The other part of the evangelist’s ministry in preaching the gospel is reviving the saved (also in “The Delineation of the Evangelist”). You see, the pastor has to focus on the day to day activities of his sheep. As a result, he can be so close to his people and their circumstances that he misses some obvious problems. For example, a person who writes a news article or a book is wise to have an editor or a proof reader. Why? Because the writer is so close to his material that he can easily miss spelling and grammar errors or ideas that aren’t clear enough to a casual reader. The forest gets lost by the individual trees. As an outsider, a Spirit-led evangelist can quickly discern errors in the church. An evangelist can spot wolves in the church even if they are in sheep’s clothing. (Matthew 7:15; Acts 20:29) A Spirit-filled evangelist can also notice if “another gospel” has crept into the church. (Galatians 1:6-7) How? Since an evangelist’s main ministry focus is the gospel, his thoughts and attention are often centered on the gospel. The Biblical evangelist has spent much time in research, study, preaching, memorization, and meditation on the gospel. With all of this hiding God’s Word in his heart (Psalm 119:11) concerning the gospel, the evangelist is sensitive to sinning against God by changing Christ’s gospel. By studying God’s Word concerning Christ’s gospel, the evangelist will rightly divide and interpret God’s Word concerning the gospel (II Timothy 2:15). An evangelist is a preacher of the gospel so he must know what he is preaching concerning Christ’s gospel.

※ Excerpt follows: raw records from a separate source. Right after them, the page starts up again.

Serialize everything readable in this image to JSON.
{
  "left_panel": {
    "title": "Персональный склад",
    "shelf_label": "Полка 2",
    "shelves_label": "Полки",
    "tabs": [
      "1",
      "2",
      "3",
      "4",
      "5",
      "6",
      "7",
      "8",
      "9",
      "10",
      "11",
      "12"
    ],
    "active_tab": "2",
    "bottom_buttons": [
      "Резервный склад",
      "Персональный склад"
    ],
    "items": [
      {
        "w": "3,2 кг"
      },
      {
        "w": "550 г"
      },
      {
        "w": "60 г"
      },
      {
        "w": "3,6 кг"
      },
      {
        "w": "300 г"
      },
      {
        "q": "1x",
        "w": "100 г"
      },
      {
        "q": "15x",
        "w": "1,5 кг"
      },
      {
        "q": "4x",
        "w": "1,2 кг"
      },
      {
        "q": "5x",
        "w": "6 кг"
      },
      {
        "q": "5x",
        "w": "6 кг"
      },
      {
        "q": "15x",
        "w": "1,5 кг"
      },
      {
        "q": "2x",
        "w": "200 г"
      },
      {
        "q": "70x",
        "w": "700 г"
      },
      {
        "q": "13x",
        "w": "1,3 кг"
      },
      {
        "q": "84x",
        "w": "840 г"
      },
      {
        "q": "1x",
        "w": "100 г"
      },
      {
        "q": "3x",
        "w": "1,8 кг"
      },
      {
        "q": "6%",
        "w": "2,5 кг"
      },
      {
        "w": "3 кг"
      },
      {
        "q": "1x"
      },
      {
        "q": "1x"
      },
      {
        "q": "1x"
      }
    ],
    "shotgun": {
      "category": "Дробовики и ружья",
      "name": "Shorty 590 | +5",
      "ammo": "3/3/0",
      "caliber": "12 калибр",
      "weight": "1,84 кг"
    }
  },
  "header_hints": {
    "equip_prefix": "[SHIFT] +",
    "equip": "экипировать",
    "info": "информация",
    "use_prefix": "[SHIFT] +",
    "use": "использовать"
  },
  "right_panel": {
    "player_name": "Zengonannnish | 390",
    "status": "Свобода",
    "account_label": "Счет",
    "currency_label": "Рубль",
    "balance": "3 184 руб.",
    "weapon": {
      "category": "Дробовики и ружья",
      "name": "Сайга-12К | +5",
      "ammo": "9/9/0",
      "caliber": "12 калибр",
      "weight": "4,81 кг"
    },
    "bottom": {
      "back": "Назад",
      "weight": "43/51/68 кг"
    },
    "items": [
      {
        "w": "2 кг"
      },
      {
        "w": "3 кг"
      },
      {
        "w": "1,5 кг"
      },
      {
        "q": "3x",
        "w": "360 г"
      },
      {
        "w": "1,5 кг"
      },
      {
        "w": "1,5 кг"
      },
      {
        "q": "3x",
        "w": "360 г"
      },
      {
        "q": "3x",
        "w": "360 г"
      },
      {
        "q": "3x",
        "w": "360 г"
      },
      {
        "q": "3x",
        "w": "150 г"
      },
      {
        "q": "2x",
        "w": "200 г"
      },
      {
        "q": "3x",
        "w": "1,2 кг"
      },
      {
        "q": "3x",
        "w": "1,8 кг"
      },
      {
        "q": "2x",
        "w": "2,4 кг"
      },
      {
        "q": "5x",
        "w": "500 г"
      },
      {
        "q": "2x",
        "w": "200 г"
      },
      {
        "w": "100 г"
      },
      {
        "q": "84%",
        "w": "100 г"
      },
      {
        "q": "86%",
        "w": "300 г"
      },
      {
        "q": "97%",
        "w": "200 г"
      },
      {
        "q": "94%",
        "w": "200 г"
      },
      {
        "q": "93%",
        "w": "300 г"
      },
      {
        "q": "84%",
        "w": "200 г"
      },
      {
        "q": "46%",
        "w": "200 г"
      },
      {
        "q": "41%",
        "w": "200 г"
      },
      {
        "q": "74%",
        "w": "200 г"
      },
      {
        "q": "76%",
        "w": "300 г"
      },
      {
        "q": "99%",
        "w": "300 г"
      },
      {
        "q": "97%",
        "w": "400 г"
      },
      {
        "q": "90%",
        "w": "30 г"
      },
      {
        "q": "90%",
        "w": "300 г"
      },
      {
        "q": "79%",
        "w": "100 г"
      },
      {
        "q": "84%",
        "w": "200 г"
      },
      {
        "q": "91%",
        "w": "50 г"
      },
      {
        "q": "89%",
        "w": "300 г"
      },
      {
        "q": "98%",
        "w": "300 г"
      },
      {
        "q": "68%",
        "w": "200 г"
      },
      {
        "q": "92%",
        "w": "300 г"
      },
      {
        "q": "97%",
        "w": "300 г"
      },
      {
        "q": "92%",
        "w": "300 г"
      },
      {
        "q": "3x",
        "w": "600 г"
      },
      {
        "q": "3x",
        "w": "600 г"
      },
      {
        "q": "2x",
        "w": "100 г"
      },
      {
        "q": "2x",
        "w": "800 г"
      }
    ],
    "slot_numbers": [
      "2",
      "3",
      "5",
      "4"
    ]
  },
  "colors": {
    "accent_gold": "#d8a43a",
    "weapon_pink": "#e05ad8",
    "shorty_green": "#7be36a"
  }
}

We want to remind the reader that not all men who call themselves “evangelist” are actually evangelists. Just as many pastors who call themselves “pastor” are not pastors. Many pastors are “hirelings” or “wolves” addicted to kingdom building for numbers and fame. Other pastors want to be both an evangelist traveling the globe and a pastor shepherding his sheep at the same time. Many men for many decades have been trying their hand at this unbiblical experiment. We say unbiblical since no one is given permission by God in His Word to play at both gifts simultaneously despite its modern popularity. Both jobs cannot be performed correctly, effectively, nor scripturally at the same time. The result: there has been no major revival for over 100 years at least! Truth and scripture cannot truly be faked for long and without devastating consequences. If Christ’s church really wants revival, we need to get back to using Christ’s gift of the evangelist and stop replacing it with pastors.
Going back to evangelists, the term “evangelist” has been used very loosely to refer to any traveling or itinerant preacher. However, when one finds a true “preacher of the gospel”, you have found a true evangelist. This author has himself had the blessing of hearing from other preachers the compliment that this evangelist was a true biblical evangelist. I deeply cherish that. Any true evangelist wants to fulfill the true definition of evangelist: “preacher of the gospel.” (Throughout these articles, we will go in more depth with the fallacy of associating evangelism with merely itineracy. Section 4 is one such article.)
So, we can see that there are some obvious differences in the two gifts’ ministry priorities. A pastor’s priority is his sheep and his local congregation, and the evangelist’s priority is on preaching the gospel.